"Shark Fighter" star Sam Taggart former frogman for the Navy and present shark hunter and professional beach bum. He's a chain-smoking sex machine who can't help himself and always puts his head in the lion's mouth. He'll piss off anyone, the cops of the small island he calls home, his various lady friends, he's friends with pimps, prostitutes and will do just about anything for a buck including diving for sunken drugs for gangsters. You know, a good guy. His mainline is hunting sharks for meat for the fancy hotels on the island to sever to their guests. It's a living, keeping him in pot, booze and keeping his boat afloat. Things all change for him when he gets hired to fight two sharks on TV for a two million bucks and also falls in love.

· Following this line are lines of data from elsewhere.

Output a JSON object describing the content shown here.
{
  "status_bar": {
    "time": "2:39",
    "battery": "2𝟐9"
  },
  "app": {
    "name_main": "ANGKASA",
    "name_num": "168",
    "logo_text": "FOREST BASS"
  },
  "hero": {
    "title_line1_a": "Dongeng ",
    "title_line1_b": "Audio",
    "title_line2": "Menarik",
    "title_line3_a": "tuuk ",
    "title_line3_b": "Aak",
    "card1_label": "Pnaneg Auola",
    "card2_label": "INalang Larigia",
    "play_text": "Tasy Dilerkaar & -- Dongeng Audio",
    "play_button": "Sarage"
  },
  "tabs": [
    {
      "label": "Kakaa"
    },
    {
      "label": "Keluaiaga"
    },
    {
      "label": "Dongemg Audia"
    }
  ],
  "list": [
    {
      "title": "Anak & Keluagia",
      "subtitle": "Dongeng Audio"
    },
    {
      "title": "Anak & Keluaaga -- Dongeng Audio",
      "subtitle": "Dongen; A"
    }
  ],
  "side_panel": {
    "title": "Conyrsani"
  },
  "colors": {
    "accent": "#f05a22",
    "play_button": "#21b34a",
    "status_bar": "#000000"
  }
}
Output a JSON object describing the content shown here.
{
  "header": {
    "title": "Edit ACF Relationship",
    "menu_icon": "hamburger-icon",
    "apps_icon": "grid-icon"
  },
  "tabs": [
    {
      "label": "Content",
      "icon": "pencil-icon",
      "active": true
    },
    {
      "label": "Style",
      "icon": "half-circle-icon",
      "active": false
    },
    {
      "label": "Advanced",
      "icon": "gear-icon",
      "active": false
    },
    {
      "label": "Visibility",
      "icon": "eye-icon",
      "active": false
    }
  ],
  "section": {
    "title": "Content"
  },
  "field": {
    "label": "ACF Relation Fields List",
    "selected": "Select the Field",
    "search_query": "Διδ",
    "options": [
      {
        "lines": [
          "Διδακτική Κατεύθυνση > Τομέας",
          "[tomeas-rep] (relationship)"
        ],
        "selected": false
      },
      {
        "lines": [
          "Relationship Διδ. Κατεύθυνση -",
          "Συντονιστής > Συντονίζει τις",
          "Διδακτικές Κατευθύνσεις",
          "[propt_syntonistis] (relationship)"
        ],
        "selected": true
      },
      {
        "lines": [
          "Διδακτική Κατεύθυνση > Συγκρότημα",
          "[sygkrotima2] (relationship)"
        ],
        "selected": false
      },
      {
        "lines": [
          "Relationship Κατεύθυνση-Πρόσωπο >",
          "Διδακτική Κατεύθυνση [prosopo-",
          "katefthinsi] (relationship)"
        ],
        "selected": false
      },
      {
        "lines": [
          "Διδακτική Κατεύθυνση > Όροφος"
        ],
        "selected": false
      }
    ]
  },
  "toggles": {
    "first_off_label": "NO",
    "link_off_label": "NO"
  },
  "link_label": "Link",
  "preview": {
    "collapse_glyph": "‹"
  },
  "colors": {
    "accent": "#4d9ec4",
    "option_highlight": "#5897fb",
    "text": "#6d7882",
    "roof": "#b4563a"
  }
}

This is a loose-structured novel, the first half is just hanging out with Sam on his various hard-boiled escapades, bouncing from danger to sex to boozing and smoking and back again. Normally this might make me loose interest in a novel, but Levinson is very good at making you wonder what will happen next in a rollicking bar-room stale sort of way. Even when the little mini-episodes of the novel seemingly finish Sam's dropped quickly into another jam. Levinson also gives all the side characters enough little quirks and personality to quickly establish exactly what kind of people they are, knowing how pleasantly evil the cops on the island are builds up a nice sense of danger for Sam, they might kill him or skin him or drop an anvil on his head at anytime. The sex is spicy and the action shows Levinson's work under Peter McCurtin at Belemont writing Sharpshooters and Marksman's and the like. This is really what a pulp-paperback is all about, sure things don't always hang together nicely and some characters that seem important just drop from the narrative without much thought, but isn't that life?